Dataset excerpts START

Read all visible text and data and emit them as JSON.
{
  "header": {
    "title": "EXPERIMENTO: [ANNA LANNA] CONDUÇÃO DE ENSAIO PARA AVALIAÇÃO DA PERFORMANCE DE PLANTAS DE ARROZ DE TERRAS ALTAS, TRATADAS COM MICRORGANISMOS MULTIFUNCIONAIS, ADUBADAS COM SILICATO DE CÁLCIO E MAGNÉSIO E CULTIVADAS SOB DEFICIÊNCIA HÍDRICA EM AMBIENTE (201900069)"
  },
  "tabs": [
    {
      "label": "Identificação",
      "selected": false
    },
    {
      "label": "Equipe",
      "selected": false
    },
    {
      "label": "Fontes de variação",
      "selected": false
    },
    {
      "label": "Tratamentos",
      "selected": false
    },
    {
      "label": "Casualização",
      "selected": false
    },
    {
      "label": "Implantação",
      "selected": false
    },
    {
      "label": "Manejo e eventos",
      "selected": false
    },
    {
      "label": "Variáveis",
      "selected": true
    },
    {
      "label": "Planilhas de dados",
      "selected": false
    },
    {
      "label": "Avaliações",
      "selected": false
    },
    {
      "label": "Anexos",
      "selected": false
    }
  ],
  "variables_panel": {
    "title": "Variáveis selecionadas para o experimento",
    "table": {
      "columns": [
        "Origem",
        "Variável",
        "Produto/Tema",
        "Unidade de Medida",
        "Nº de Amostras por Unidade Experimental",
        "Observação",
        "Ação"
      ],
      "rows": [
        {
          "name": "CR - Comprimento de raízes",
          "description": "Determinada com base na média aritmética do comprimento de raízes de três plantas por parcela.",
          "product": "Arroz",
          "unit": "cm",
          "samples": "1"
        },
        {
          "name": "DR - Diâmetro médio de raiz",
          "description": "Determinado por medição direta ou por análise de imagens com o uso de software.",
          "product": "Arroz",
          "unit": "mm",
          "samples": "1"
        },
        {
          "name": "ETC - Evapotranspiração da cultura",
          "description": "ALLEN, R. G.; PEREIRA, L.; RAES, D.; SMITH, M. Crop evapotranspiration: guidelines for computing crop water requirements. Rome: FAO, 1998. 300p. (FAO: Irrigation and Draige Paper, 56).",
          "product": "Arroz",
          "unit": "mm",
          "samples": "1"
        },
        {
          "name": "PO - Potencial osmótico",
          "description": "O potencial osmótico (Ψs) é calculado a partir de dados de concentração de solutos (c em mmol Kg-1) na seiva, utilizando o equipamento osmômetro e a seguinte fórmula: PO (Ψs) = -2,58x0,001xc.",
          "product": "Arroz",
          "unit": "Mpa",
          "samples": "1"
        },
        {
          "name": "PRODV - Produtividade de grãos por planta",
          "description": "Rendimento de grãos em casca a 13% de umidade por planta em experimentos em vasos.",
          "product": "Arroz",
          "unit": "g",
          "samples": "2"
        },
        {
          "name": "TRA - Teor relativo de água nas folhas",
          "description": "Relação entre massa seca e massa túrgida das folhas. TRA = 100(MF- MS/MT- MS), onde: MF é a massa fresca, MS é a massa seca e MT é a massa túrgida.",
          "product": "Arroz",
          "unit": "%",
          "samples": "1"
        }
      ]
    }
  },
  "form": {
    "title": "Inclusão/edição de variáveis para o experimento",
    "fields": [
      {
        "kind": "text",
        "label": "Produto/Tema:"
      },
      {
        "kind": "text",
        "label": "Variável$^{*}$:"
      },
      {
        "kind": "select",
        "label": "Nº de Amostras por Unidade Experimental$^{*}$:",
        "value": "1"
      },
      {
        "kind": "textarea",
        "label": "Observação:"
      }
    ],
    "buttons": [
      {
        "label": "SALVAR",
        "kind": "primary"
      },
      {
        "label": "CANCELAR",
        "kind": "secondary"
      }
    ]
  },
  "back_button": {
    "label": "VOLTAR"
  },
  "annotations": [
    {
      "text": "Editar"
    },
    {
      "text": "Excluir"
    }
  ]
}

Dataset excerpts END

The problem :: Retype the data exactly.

Result ::
Read all visible text and data and emit them as JSON.
{
  "header": {
    "title": "EXPERIMENTO: [ANNA LANNA] CONDUÇÃO DE ENSAIO PARA AVALIAÇÃO DA PERFORMANCE DE PLANTAS DE ARROZ DE TERRAS ALTAS, TRATADAS COM MICRORGANISMOS MULTIFUNCIONAIS, ADUBADAS COM SILICATO DE CÁLCIO E MAGNÉSIO E CULTIVADAS SOB DEFICIÊNCIA HÍDRICA EM AMBIENTE (201900069)"
  },
  "tabs": [
    {
      "label": "Identificação",
      "selected": false
    },
    {
      "label": "Equipe",
      "selected": false
    },
    {
      "label": "Fontes de variação",
      "selected": false
    },
    {
      "label": "Tratamentos",
      "selected": false
    },
    {
      "label": "Casualização",
      "selected": false
    },
    {
      "label": "Implantação",
      "selected": false
    },
    {
      "label": "Manejo e eventos",
      "selected": false
    },
    {
      "label": "Variáveis",
      "selected": true
    },
    {
      "label": "Planilhas de dados",
      "selected": false
    },
    {
      "label": "Avaliações",
      "selected": false
    },
    {
      "label": "Anexos",
      "selected": false
    }
  ],
  "variables_panel": {
    "title": "Variáveis selecionadas para o experimento",
    "table": {
      "columns": [
        "Origem",
        "Variável",
        "Produto/Tema",
        "Unidade de Medida",
        "Nº de Amostras por Unidade Experimental",
        "Observação",
        "Ação"
      ],
      "rows": [
        {
          "name": "CR - Comprimento de raízes",
          "description": "Determinada com base na média aritmética do comprimento de raízes de três plantas por parcela.",
          "product": "Arroz",
          "unit": "cm",
          "samples": "1"
        },
        {
          "name": "DR - Diâmetro médio de raiz",
          "description": "Determinado por medição direta ou por análise de imagens com o uso de software.",
          "product": "Arroz",
          "unit": "mm",
          "samples": "1"
        },
        {
          "name": "ETC - Evapotranspiração da cultura",
          "description": "ALLEN, R. G.; PEREIRA, L.; RAES, D.; SMITH, M. Crop evapotranspiration: guidelines for computing crop water requirements. Rome: FAO, 1998. 300p. (FAO: Irrigation and Draige Paper, 56).",
          "product": "Arroz",
          "unit": "mm",
          "samples": "1"
        },
        {
          "name": "PO - Potencial osmótico",
          "description": "O potencial osmótico (Ψs) é calculado a partir de dados de concentração de solutos (c em mmol Kg-1) na seiva, utilizando o equipamento osmômetro e a seguinte fórmula: PO (Ψs) = -2,58x0,001xc.",
          "product": "Arroz",
          "unit": "Mpa",
          "samples": "1"
        },
        {
          "name": "PRODV - Produtividade de grãos por planta",
          "description": "Rendimento de grãos em casca a 13% de umidade por planta em experimentos em vasos.",
          "product": "Arroz",
          "unit": "g",
          "samples": "2"
        },
        {
          "name": "TRA - Teor relativo de água nas folhas",
          "description": "Relação entre massa seca e massa túrgida das folhas. TRA = 100(MF- MS/MT- MS), onde: MF é a massa fresca, MS é a massa seca e MT é a massa túrgida.",
          "product": "Arroz",
          "unit": "%",
          "samples": "1"
        }
      ]
    }
  },
  "form": {
    "title": "Inclusão/edição de variáveis para o experimento",
    "fields": [
      {
        "kind": "text",
        "label": "Produto/Tema:"
      },
      {
        "kind": "text",
        "label": "Variável$^{*}$:"
      },
      {
        "kind": "select",
        "label": "Nº de Amostras por Unidade Experimental$^{*}$:",
        "value": "1"
      },
      {
        "kind": "textarea",
        "label": "Observação:"
      }
    ],
    "buttons": [
      {
        "label": "SALVAR",
        "kind": "primary"
      },
      {
        "label": "CANCELAR",
        "kind": "secondary"
      }
    ]
  },
  "back_button": {
    "label": "VOLTAR"
  },
  "annotations": [
    {
      "text": "Editar"
    },
    {
      "text": "Excluir"
    }
  ]
}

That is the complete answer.